▸ **Element data from apps and pages**:
# # # #

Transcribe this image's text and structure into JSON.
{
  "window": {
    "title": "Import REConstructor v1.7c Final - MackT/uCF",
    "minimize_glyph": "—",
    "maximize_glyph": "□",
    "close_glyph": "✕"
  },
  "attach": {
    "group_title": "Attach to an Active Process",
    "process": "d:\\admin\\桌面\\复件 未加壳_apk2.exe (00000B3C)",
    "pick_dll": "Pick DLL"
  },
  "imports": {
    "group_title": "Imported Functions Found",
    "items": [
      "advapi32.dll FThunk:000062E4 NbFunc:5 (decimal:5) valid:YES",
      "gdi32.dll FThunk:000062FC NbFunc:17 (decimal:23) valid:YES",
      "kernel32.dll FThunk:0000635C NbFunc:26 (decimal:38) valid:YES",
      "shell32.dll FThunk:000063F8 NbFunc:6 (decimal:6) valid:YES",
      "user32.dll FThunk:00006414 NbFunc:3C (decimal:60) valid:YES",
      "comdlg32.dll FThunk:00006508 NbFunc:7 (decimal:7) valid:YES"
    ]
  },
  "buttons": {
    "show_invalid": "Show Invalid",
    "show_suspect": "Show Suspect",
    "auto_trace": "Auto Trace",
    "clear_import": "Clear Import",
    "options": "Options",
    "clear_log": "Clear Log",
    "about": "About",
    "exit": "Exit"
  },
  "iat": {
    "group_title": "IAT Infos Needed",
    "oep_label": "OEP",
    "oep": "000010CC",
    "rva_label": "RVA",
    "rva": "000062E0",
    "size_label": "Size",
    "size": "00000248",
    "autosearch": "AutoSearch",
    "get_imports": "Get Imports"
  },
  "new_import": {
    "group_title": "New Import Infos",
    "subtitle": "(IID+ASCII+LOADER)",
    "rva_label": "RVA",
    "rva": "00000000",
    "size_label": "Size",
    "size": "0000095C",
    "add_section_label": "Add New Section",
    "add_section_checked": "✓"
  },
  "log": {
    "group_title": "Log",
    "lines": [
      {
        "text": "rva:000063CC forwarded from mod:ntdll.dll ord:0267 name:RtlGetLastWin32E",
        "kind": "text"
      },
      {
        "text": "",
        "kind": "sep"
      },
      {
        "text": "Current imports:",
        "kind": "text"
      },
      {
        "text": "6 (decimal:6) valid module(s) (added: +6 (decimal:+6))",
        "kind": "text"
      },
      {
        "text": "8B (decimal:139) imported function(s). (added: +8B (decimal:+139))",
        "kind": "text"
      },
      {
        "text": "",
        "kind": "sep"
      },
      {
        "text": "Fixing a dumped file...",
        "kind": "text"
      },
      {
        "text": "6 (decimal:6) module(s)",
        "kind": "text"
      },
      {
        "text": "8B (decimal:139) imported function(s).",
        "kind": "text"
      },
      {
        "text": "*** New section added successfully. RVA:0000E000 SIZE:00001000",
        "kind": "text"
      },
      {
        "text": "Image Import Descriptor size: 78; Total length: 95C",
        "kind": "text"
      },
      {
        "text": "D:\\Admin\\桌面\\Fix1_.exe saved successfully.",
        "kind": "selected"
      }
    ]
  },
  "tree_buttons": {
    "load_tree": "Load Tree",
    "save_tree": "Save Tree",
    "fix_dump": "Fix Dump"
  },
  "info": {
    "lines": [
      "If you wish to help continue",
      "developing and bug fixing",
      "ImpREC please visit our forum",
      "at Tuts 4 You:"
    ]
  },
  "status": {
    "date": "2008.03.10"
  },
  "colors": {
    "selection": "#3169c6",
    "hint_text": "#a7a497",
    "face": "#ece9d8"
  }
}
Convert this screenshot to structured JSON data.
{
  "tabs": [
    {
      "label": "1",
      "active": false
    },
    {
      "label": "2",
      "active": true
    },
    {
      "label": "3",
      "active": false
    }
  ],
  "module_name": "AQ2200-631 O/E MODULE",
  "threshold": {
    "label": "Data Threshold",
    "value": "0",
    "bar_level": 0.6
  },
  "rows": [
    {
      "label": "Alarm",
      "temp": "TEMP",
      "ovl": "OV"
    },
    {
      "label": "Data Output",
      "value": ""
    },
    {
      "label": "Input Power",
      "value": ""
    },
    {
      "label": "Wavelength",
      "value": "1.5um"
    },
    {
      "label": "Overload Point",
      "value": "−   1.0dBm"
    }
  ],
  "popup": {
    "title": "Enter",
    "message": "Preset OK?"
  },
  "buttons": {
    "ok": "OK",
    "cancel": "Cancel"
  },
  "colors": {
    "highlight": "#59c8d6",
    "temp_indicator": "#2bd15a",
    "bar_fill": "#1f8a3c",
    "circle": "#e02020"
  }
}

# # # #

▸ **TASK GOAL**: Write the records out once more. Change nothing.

▸ **YOUR RESPONSE**:
Transcribe this image's text and structure into JSON.
{
  "window": {
    "title": "Import REConstructor v1.7c Final - MackT/uCF",
    "minimize_glyph": "—",
    "maximize_glyph": "□",
    "close_glyph": "✕"
  },
  "attach": {
    "group_title": "Attach to an Active Process",
    "process": "d:\\admin\\桌面\\复件 未加壳_apk2.exe (00000B3C)",
    "pick_dll": "Pick DLL"
  },
  "imports": {
    "group_title": "Imported Functions Found",
    "items": [
      "advapi32.dll FThunk:000062E4 NbFunc:5 (decimal:5) valid:YES",
      "gdi32.dll FThunk:000062FC NbFunc:17 (decimal:23) valid:YES",
      "kernel32.dll FThunk:0000635C NbFunc:26 (decimal:38) valid:YES",
      "shell32.dll FThunk:000063F8 NbFunc:6 (decimal:6) valid:YES",
      "user32.dll FThunk:00006414 NbFunc:3C (decimal:60) valid:YES",
      "comdlg32.dll FThunk:00006508 NbFunc:7 (decimal:7) valid:YES"
    ]
  },
  "buttons": {
    "show_invalid": "Show Invalid",
    "show_suspect": "Show Suspect",
    "auto_trace": "Auto Trace",
    "clear_import": "Clear Import",
    "options": "Options",
    "clear_log": "Clear Log",
    "about": "About",
    "exit": "Exit"
  },
  "iat": {
    "group_title": "IAT Infos Needed",
    "oep_label": "OEP",
    "oep": "000010CC",
    "rva_label": "RVA",
    "rva": "000062E0",
    "size_label": "Size",
    "size": "00000248",
    "autosearch": "AutoSearch",
    "get_imports": "Get Imports"
  },
  "new_import": {
    "group_title": "New Import Infos",
    "subtitle": "(IID+ASCII+LOADER)",
    "rva_label": "RVA",
    "rva": "00000000",
    "size_label": "Size",
    "size": "0000095C",
    "add_section_label": "Add New Section",
    "add_section_checked": "✓"
  },
  "log": {
    "group_title": "Log",
    "lines": [
      {
        "text": "rva:000063CC forwarded from mod:ntdll.dll ord:0267 name:RtlGetLastWin32E",
        "kind": "text"
      },
      {
        "text": "",
        "kind": "sep"
      },
      {
        "text": "Current imports:",
        "kind": "text"
      },
      {
        "text": "6 (decimal:6) valid module(s) (added: +6 (decimal:+6))",
        "kind": "text"
      },
      {
        "text": "8B (decimal:139) imported function(s). (added: +8B (decimal:+139))",
        "kind": "text"
      },
      {
        "text": "",
        "kind": "sep"
      },
      {
        "text": "Fixing a dumped file...",
        "kind": "text"
      },
      {
        "text": "6 (decimal:6) module(s)",
        "kind": "text"
      },
      {
        "text": "8B (decimal:139) imported function(s).",
        "kind": "text"
      },
      {
        "text": "*** New section added successfully. RVA:0000E000 SIZE:00001000",
        "kind": "text"
      },
      {
        "text": "Image Import Descriptor size: 78; Total length: 95C",
        "kind": "text"
      },
      {
        "text": "D:\\Admin\\桌面\\Fix1_.exe saved successfully.",
        "kind": "selected"
      }
    ]
  },
  "tree_buttons": {
    "load_tree": "Load Tree",
    "save_tree": "Save Tree",
    "fix_dump": "Fix Dump"
  },
  "info": {
    "lines": [
      "If you wish to help continue",
      "developing and bug fixing",
      "ImpREC please visit our forum",
      "at Tuts 4 You:"
    ]
  },
  "status": {
    "date": "2008.03.10"
  },
  "colors": {
    "selection": "#3169c6",
    "hint_text": "#a7a497",
    "face": "#ece9d8"
  }
}
Convert this screenshot to structured JSON data.
{
  "tabs": [
    {
      "label": "1",
      "active": false
    },
    {
      "label": "2",
      "active": true
    },
    {
      "label": "3",
      "active": false
    }
  ],
  "module_name": "AQ2200-631 O/E MODULE",
  "threshold": {
    "label": "Data Threshold",
    "value": "0",
    "bar_level": 0.6
  },
  "rows": [
    {
      "label": "Alarm",
      "temp": "TEMP",
      "ovl": "OV"
    },
    {
      "label": "Data Output",
      "value": ""
    },
    {
      "label": "Input Power",
      "value": ""
    },
    {
      "label": "Wavelength",
      "value": "1.5um"
    },
    {
      "label": "Overload Point",
      "value": "−   1.0dBm"
    }
  ],
  "popup": {
    "title": "Enter",
    "message": "Preset OK?"
  },
  "buttons": {
    "ok": "OK",
    "cancel": "Cancel"
  },
  "colors": {
    "highlight": "#59c8d6",
    "temp_indicator": "#2bd15a",
    "bar_fill": "#1f8a3c",
    "circle": "#e02020"
  }
}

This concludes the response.